The obesity busting bill was introduced on Monday by Teal MP Sophie Scamps.
"Our children are being preyed upon every time they turn on the TV, listen to the radio, or go online, by companies that seek to profit at the expense of our children's health," Scamps said.
She said one in four children were overweight and that obesity was costing the health system $11.8b every year.
She said part of the problem was that children were exposed to more than 800 advertisements for junk food every year on television alone.
"If we continue to stand by while children are deluged by junk food advertising on social media and on TV, then we are failing them," she said.
She also claimed "particularly insidious" online algorithms targeted children with advertisements for junk food. She is seeking to have a complete ban on such ads.
Scamps wants broadcasters as well as food companies to be hit with big fines if they breach the proposed legislation.

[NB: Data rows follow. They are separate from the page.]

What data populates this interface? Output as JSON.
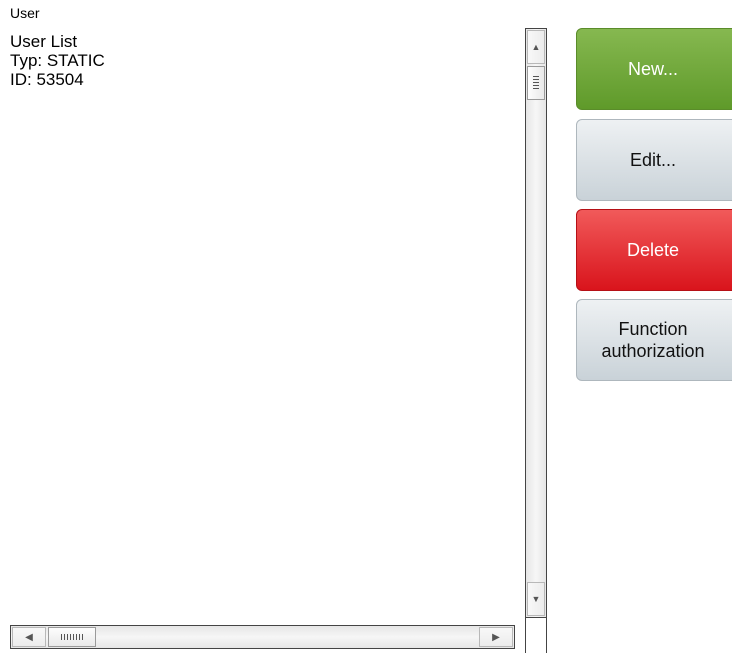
{
  "breadcrumb": "User",
  "details": {
    "title": "User List",
    "type": "Typ: STATIC",
    "id": "ID: 53504"
  },
  "buttons": {
    "new": "New...",
    "edit": "Edit...",
    "delete": "Delete",
    "function_line1": "Function",
    "function_line2": "authorization"
  },
  "icons": {
    "up": "▲",
    "down": "▼",
    "left": "◀",
    "right": "▶"
  },
  "colors": {
    "new": "#6fa83a",
    "delete": "#e2262c",
    "neutral": "#d6dde2"
  }
}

The bill was backed by Monique Ryan who claimed it was necessary because children's minds were more susceptible to the persuasion tactics and can't tell the difference between ads and facts in junk food marketing.